### Your assignment
Each line that includes "service" must be copied from the records.

Records supplied START

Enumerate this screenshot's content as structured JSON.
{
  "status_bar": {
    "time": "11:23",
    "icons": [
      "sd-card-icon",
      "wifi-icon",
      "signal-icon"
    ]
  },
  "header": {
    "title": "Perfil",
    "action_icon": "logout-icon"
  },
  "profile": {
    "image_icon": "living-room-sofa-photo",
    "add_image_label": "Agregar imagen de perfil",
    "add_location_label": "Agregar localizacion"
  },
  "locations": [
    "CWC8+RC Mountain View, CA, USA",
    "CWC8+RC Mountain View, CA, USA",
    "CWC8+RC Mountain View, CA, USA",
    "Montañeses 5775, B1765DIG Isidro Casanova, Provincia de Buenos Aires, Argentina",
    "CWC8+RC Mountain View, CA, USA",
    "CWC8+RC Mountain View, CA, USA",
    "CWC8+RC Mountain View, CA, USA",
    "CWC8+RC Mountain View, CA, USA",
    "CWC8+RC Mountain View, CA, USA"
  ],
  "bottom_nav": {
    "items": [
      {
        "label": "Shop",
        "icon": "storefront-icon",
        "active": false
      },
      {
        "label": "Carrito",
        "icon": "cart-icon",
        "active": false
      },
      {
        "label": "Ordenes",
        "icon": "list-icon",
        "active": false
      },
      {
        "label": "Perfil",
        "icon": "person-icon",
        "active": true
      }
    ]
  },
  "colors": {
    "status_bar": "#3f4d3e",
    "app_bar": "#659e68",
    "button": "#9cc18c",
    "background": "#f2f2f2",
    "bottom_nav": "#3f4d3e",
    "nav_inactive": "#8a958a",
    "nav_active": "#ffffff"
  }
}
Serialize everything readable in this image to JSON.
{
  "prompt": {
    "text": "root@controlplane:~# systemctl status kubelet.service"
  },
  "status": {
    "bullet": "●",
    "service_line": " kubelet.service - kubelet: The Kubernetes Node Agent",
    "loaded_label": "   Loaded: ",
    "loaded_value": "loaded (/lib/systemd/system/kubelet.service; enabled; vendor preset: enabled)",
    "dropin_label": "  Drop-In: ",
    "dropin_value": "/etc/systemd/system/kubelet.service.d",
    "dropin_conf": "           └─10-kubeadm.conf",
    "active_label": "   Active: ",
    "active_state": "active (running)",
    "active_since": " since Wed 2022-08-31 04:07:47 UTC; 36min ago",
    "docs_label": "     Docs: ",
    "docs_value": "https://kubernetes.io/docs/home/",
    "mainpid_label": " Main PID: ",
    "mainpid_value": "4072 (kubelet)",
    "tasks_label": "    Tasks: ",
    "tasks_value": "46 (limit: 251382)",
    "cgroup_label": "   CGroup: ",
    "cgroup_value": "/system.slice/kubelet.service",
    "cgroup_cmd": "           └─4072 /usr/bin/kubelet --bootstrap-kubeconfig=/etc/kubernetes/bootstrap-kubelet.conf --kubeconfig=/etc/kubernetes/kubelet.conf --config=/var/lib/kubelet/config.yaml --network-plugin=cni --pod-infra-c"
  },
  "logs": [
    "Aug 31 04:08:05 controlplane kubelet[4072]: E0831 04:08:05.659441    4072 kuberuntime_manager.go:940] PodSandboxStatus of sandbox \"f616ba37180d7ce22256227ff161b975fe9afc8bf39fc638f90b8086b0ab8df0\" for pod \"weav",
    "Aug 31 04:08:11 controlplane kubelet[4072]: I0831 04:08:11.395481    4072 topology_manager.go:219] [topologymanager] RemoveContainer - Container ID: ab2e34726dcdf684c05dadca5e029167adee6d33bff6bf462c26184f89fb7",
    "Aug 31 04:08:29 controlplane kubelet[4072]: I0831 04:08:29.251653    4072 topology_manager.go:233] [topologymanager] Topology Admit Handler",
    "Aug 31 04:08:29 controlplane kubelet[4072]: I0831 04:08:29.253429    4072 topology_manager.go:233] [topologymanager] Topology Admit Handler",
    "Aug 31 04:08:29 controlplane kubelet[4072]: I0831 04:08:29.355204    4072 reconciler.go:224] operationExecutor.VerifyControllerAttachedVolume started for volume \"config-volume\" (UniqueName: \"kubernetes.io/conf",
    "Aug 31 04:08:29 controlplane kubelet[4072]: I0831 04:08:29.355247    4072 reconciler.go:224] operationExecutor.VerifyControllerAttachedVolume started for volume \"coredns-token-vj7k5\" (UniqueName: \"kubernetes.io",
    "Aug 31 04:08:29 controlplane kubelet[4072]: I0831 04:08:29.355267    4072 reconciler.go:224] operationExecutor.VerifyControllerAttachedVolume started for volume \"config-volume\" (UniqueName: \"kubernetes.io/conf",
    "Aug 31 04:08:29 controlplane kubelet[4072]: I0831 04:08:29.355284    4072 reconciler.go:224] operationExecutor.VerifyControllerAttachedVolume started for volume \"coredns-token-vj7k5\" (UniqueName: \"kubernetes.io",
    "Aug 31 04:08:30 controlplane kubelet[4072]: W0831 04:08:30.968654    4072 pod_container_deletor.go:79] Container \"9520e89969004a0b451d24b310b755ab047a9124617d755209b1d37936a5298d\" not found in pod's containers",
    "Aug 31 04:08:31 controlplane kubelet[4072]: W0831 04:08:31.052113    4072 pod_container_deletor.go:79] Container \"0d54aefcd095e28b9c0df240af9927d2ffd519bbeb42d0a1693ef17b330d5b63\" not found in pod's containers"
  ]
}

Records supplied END

### Answer section
    "text": "root@controlplane:~# systemctl status kubelet.service"
    "service_line": " kubelet.service - kubelet: The Kubernetes Node Agent",
    "loaded_value": "loaded (/lib/systemd/system/kubelet.service; enabled; vendor preset: enabled)",
    "dropin_value": "/etc/systemd/system/kubelet.service.d",
    "cgroup_value": "/system.slice/kubelet.service",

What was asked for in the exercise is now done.